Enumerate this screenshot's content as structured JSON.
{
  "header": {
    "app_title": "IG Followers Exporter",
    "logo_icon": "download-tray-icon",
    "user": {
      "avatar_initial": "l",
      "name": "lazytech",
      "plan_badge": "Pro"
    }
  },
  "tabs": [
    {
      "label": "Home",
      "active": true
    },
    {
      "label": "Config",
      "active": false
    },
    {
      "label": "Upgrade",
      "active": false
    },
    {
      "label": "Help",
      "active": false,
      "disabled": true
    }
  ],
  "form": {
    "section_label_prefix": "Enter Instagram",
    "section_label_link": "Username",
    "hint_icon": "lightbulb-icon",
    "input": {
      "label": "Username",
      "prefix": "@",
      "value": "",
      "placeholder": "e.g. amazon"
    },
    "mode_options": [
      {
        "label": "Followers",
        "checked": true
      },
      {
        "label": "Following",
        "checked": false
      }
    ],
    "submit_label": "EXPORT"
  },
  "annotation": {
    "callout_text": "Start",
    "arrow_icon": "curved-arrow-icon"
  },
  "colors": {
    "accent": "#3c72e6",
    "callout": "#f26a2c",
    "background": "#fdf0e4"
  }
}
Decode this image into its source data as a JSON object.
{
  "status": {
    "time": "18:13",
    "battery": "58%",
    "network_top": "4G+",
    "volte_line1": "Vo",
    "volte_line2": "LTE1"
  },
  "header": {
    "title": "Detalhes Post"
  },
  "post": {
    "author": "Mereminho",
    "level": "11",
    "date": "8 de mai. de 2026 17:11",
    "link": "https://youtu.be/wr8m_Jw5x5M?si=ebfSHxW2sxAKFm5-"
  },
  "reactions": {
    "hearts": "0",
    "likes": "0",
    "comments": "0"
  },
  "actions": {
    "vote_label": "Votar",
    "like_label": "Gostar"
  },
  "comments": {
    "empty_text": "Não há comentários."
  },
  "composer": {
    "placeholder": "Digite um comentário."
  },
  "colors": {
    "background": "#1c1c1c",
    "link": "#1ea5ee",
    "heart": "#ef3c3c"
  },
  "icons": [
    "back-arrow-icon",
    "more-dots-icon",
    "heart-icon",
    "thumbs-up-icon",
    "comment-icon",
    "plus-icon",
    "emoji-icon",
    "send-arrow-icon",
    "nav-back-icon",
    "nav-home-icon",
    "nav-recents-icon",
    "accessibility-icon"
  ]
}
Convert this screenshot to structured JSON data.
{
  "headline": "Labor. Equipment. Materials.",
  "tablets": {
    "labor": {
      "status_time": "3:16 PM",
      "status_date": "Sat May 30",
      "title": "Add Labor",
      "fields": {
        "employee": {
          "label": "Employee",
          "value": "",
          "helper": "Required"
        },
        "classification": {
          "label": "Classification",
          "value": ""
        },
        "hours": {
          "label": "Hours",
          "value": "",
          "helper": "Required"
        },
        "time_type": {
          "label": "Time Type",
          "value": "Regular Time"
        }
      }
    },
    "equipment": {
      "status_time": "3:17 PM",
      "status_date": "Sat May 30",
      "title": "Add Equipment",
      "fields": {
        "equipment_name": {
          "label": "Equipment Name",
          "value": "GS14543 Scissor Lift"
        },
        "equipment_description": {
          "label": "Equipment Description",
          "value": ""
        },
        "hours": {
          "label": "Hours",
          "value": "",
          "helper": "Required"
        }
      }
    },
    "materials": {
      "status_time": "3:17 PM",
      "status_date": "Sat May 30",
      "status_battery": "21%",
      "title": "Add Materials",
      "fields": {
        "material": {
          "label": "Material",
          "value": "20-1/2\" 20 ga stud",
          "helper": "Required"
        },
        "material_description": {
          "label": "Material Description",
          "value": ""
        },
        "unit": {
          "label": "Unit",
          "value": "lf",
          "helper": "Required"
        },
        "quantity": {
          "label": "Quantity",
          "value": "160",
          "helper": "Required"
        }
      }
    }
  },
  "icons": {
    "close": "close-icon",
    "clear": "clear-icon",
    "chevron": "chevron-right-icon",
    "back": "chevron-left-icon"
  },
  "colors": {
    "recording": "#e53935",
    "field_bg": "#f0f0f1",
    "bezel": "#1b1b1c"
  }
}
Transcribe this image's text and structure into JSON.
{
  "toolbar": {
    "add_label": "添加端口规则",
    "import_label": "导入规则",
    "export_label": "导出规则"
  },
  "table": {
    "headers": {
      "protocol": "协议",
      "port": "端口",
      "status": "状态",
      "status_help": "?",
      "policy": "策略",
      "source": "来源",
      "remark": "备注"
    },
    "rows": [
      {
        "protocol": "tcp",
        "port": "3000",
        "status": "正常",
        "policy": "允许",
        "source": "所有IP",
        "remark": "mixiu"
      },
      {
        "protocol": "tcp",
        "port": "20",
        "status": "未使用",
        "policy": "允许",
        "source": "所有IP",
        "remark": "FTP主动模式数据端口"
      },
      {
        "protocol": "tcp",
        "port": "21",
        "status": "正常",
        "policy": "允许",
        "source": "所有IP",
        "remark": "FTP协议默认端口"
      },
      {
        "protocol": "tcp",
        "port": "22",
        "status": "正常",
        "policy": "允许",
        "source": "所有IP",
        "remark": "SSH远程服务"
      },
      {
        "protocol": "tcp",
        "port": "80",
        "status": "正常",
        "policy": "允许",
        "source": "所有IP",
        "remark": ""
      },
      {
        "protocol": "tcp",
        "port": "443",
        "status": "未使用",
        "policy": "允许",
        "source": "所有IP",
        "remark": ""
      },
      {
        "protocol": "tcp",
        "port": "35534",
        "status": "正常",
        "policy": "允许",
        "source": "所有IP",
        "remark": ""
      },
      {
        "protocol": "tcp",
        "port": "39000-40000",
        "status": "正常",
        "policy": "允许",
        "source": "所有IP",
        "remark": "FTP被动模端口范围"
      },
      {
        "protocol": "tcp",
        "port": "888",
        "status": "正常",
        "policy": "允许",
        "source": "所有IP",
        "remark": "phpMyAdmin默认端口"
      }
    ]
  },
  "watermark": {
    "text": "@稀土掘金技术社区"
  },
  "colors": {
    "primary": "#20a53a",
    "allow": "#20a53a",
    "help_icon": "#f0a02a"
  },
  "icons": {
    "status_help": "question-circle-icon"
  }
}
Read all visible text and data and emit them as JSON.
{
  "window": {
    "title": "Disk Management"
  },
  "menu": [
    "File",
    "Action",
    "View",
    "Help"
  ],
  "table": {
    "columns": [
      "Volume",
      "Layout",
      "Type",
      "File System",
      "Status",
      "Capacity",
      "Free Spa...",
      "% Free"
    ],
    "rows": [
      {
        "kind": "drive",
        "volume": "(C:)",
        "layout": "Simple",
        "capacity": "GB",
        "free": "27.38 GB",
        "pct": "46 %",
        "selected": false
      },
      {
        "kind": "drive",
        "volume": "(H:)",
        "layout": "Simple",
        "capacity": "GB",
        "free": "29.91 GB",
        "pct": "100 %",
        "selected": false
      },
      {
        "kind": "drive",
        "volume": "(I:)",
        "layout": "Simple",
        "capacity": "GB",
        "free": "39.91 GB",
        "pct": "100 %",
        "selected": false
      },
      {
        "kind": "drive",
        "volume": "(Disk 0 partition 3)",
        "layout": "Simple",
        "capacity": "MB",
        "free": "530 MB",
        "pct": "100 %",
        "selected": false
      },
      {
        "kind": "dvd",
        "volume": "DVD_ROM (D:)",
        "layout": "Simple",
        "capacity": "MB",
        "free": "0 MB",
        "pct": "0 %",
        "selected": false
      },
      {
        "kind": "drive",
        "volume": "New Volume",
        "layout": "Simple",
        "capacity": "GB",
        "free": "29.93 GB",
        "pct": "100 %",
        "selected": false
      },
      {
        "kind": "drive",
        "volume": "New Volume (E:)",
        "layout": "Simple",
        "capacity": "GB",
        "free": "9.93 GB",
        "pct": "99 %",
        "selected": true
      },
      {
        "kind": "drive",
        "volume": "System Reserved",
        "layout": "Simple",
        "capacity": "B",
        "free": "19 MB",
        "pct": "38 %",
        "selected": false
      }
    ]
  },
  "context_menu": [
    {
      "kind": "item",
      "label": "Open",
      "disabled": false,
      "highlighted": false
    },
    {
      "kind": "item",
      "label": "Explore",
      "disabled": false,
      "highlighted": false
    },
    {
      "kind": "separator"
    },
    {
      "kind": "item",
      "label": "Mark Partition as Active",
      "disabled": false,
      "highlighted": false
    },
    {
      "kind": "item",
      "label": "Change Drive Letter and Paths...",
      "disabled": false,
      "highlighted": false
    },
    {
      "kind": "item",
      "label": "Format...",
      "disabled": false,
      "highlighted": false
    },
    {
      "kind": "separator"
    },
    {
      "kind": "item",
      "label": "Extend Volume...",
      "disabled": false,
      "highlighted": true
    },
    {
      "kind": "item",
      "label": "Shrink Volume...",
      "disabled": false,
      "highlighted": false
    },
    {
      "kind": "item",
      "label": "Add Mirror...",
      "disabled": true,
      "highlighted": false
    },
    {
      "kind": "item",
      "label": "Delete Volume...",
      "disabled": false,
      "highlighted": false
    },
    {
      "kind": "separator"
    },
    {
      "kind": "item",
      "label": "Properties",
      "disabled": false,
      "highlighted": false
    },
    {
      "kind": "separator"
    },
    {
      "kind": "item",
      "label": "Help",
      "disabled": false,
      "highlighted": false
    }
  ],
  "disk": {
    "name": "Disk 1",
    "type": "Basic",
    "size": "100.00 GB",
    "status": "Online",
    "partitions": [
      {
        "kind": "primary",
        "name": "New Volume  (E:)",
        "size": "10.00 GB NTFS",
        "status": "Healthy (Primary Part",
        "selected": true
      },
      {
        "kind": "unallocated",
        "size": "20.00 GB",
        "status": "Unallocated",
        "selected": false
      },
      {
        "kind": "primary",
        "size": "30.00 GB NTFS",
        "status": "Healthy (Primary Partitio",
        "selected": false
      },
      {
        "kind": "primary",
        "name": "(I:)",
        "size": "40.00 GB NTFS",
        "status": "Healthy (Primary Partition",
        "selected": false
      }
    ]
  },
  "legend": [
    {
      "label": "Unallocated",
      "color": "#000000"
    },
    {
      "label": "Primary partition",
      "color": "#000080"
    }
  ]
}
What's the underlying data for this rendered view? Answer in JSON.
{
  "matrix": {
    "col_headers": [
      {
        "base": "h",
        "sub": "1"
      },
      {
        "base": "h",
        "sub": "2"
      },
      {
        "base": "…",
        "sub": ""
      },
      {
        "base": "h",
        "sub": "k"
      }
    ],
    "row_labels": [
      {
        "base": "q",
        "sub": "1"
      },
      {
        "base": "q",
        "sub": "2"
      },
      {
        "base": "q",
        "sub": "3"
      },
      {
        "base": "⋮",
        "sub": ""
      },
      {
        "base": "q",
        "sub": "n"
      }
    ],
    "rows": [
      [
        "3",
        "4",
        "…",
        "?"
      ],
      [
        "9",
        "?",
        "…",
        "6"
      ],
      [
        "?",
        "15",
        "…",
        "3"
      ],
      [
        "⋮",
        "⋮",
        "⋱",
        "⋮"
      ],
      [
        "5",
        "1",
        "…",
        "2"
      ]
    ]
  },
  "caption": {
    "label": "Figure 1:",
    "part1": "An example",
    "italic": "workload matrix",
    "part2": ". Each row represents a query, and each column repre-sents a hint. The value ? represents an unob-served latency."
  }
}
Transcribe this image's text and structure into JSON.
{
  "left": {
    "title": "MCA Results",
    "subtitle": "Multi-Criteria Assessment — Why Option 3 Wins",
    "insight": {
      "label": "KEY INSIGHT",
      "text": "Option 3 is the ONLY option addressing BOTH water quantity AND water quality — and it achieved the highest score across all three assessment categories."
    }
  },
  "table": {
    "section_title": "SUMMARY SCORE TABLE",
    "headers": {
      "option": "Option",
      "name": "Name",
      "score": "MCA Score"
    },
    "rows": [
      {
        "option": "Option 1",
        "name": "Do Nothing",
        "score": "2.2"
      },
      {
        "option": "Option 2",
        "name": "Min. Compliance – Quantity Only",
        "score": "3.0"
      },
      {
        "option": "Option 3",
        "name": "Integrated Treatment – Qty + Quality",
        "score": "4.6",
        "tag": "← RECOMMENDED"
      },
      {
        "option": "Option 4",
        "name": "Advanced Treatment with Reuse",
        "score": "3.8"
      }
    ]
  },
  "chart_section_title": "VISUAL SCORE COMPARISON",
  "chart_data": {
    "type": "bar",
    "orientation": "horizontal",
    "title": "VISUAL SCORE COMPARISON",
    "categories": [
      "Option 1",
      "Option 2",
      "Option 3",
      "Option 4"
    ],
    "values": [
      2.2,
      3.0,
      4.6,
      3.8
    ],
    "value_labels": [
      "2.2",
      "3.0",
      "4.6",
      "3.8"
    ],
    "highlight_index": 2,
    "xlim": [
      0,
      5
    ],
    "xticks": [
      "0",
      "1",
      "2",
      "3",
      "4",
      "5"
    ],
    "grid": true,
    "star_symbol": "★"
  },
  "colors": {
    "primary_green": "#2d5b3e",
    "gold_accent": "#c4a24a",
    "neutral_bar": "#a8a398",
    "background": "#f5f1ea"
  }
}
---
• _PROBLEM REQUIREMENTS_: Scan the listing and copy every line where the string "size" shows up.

• _SOLUTION_:
    "size": "100.00 GB",
        "size": "10.00 GB NTFS",
        "size": "20.00 GB",
        "size": "30.00 GB NTFS",
        "size": "40.00 GB NTFS",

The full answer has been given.